As BlackBerry users, on the (mostly) cutting edge of technology, this post might seem a little strange (especially since our BlackBerry data charges over the years have most likely numbed us to all but the largest monthly bills). However, there are some out there who don’t want the newest and best technology because what they have works perfectly fine for them. A report from Cellular-News has shown us that Cingular Wireless is trying to punish their customers who are like this.
Cingular has announced that about 4.7 million of their subscribers with older phones will have to pay 5 USD extra each month as the company tries to prod them to get new handsets so it can devote its entire network to one type of signal. Right now 92% of its 57.3 million customers use phones based on GSM, but that still leaves a significant portion who are using analog (can you believe it?) or TDMA devices.
Although Cingular is required by the Federal Communications Commission to keep providing analog service until early 2008 so long as it still has customers with those phones, Cingular is complaining that having to carry three different kinds of wireless signals leaves them less room to connect calls and provide data services for their much larger audience of GSM customers. The new fee will generate $23.5 million a month for Cingular.
In a statement, Cingular stressed that, “the per-customer cost of using that network is increasing considerably. That’s why we made a decision to impose this charge. Customers can avoid the charge by switching to our GSM network and equipment. The combination of coverage, service quality, devices, and advanced features on GSM is superior to TDMA.”
But what Cingular doesn’t get is that these people are obviously fine with the service they have now, and don’t really want to change; the promise of advanced features doesn’t hold the same allure. By punishing their customers for using a service that Cingular is required by law to provide until 2008, Cingular is acting in a fairly despicable manner. I wonder if they’ll also charge these customers activation fees for their new service when they finally do decide to switch.
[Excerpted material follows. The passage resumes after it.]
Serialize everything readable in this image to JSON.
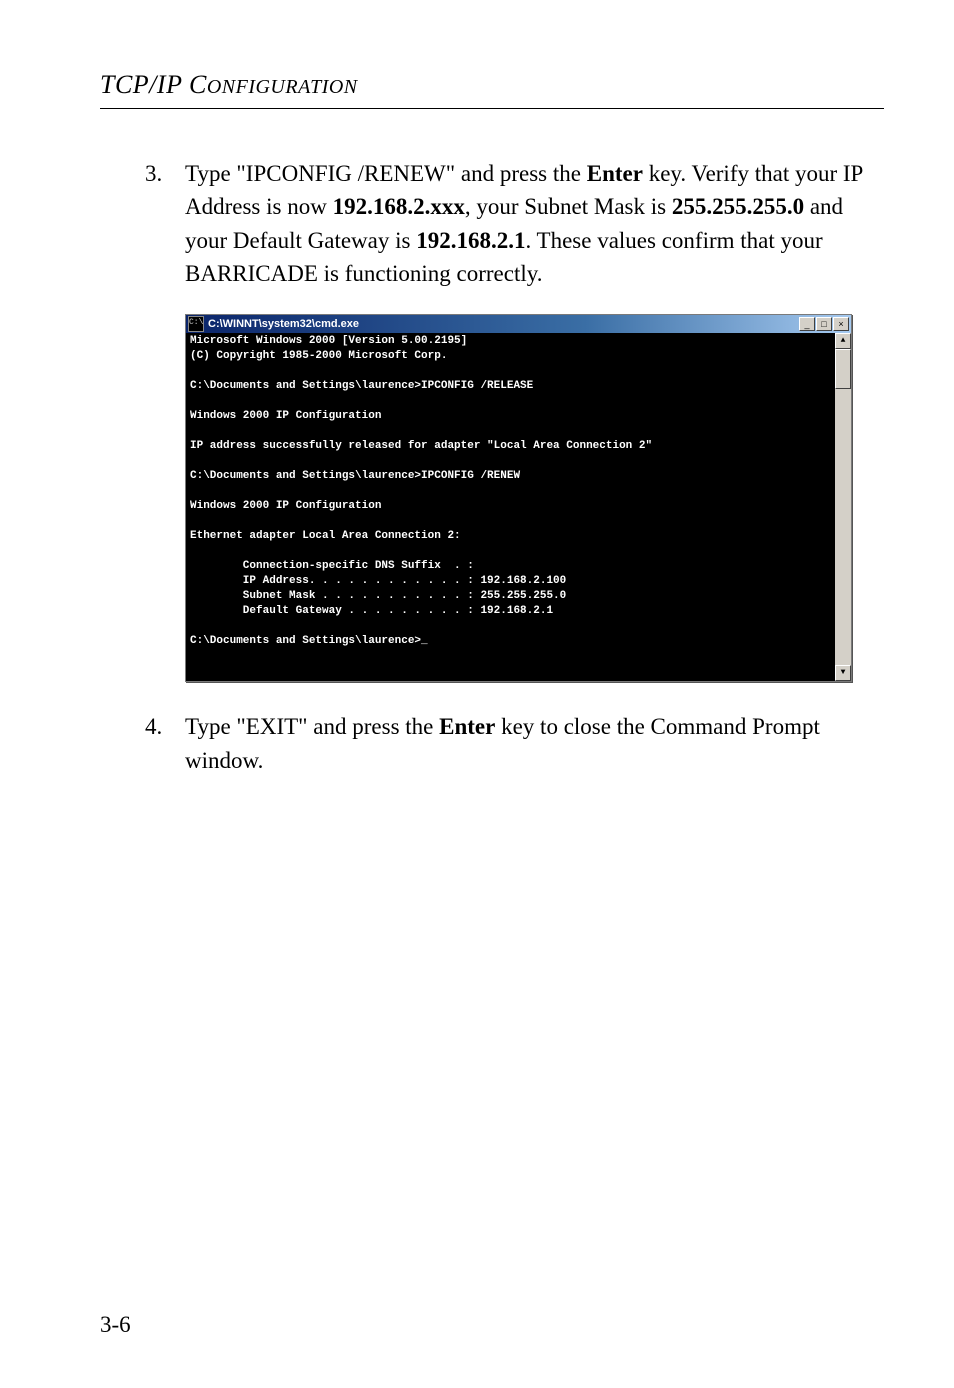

It’s sad that Cingular will most likely be able to hide this behavior under the guise of trying to unify and improve their network, when all they’re doing is screwing over 4.7 million of their customers. What’s even potentially worse is the fact that these 4.7 million are probably happy with what they have, and that’s not a bad thing. Hell, BlackBerry Cool knows of a couple of Rogers sales reps who still use the old BlackBerry 950, because it does everything they need it to do. And when you read an article at Engadget that shows an Apple Newton outperforming a brand new tablet PC, you know that newer doesn’t mean better. Perhaps a slightly new concept for loyal BlackBerry Cool readers to relate to, but a valid one nonetheless.
What a shame.